### Problem
Work through the entries below and show every line in which "error" is found.

[Start of section]

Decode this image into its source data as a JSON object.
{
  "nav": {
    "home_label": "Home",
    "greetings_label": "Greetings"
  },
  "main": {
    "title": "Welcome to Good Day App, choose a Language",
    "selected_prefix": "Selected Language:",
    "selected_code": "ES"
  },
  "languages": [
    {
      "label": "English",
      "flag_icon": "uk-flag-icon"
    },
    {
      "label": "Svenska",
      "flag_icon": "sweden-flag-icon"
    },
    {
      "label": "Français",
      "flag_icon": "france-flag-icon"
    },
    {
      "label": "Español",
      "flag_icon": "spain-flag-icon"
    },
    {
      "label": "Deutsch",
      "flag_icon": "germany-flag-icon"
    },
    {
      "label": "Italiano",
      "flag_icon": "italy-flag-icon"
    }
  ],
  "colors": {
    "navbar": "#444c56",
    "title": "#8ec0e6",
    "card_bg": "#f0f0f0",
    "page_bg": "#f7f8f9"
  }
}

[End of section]
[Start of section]

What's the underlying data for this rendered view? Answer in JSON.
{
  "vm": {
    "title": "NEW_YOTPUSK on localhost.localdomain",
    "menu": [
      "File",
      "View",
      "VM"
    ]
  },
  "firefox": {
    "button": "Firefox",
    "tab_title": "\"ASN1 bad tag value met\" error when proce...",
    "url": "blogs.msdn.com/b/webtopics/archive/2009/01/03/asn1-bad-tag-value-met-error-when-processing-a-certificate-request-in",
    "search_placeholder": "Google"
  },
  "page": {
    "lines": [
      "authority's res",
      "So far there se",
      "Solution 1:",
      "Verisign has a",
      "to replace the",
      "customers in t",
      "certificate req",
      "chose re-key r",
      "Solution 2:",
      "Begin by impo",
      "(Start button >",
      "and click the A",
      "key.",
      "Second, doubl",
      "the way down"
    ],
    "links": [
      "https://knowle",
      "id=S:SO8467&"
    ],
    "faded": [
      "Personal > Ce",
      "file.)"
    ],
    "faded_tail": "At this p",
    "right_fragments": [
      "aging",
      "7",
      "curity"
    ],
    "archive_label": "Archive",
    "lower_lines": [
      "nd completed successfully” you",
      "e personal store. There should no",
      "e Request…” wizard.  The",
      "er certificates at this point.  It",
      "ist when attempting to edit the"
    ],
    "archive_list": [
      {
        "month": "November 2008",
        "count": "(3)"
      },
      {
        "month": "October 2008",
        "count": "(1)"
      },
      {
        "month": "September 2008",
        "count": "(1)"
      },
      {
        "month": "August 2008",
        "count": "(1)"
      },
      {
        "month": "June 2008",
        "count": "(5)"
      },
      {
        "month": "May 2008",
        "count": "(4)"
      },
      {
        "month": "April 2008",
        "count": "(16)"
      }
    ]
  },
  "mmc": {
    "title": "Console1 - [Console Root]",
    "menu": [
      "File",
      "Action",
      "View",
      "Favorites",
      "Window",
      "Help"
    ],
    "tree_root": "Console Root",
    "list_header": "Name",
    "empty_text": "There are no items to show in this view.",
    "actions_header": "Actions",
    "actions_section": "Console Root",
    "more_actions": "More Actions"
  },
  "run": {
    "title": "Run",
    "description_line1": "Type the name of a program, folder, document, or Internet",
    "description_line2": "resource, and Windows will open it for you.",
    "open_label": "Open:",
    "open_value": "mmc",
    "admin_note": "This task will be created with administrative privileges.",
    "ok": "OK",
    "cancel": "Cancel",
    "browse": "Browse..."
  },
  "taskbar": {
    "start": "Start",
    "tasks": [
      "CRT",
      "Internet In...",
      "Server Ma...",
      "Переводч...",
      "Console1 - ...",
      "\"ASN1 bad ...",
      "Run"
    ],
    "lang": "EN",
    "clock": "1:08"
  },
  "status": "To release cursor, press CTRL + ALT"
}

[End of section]
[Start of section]

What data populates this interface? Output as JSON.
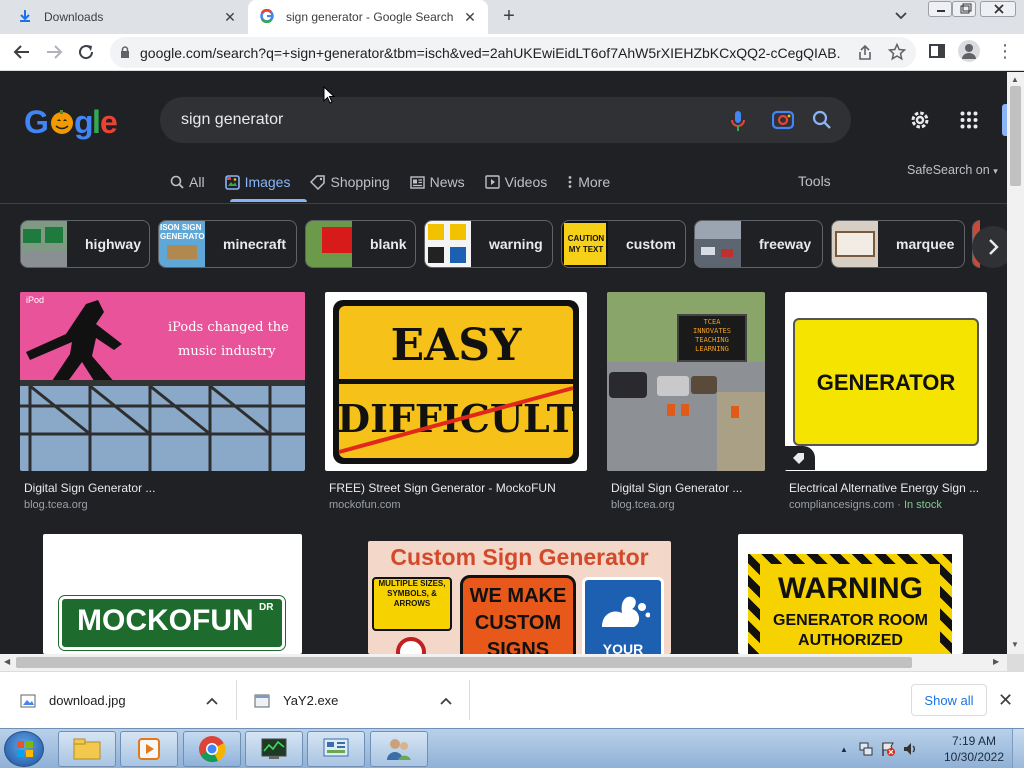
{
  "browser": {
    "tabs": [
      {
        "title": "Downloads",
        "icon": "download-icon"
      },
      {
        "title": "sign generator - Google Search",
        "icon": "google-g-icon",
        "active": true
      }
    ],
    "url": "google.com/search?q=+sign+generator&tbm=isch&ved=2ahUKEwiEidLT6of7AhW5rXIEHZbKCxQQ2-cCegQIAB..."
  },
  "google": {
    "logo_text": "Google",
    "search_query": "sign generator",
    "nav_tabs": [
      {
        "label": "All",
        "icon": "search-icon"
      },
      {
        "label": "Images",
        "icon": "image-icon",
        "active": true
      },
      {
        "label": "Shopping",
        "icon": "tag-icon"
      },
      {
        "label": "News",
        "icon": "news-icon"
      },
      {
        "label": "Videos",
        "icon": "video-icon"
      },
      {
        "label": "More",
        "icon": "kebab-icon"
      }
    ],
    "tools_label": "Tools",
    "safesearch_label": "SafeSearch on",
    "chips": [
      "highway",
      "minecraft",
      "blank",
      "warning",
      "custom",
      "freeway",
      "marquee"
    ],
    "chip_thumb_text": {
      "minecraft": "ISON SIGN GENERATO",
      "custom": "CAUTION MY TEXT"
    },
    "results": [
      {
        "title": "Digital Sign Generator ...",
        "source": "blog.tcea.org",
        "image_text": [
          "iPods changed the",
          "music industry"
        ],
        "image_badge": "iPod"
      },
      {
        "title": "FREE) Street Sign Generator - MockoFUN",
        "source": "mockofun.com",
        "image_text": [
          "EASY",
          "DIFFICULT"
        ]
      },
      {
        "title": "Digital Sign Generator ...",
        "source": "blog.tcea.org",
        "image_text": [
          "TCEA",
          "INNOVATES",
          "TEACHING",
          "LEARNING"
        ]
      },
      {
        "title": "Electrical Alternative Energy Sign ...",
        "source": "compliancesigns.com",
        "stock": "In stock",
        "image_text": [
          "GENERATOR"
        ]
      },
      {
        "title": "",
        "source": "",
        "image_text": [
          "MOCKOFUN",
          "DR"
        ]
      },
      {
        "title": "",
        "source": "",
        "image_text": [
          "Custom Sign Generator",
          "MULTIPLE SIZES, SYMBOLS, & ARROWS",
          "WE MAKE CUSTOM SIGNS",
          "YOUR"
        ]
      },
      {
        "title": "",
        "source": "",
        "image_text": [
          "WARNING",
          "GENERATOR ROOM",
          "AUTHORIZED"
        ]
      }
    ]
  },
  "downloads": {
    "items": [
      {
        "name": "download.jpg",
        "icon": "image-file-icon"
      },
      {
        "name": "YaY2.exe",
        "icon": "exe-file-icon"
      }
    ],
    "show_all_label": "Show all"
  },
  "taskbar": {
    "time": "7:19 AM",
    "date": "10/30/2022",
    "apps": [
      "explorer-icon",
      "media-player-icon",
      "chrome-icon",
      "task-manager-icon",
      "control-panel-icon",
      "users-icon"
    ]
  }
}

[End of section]

### Task result
    "tab_title": "\"ASN1 bad tag value met\" error when proce...",
    "url": "blogs.msdn.com/b/webtopics/archive/2009/01/03/asn1-bad-tag-value-met-error-when-processing-a-certificate-request-in",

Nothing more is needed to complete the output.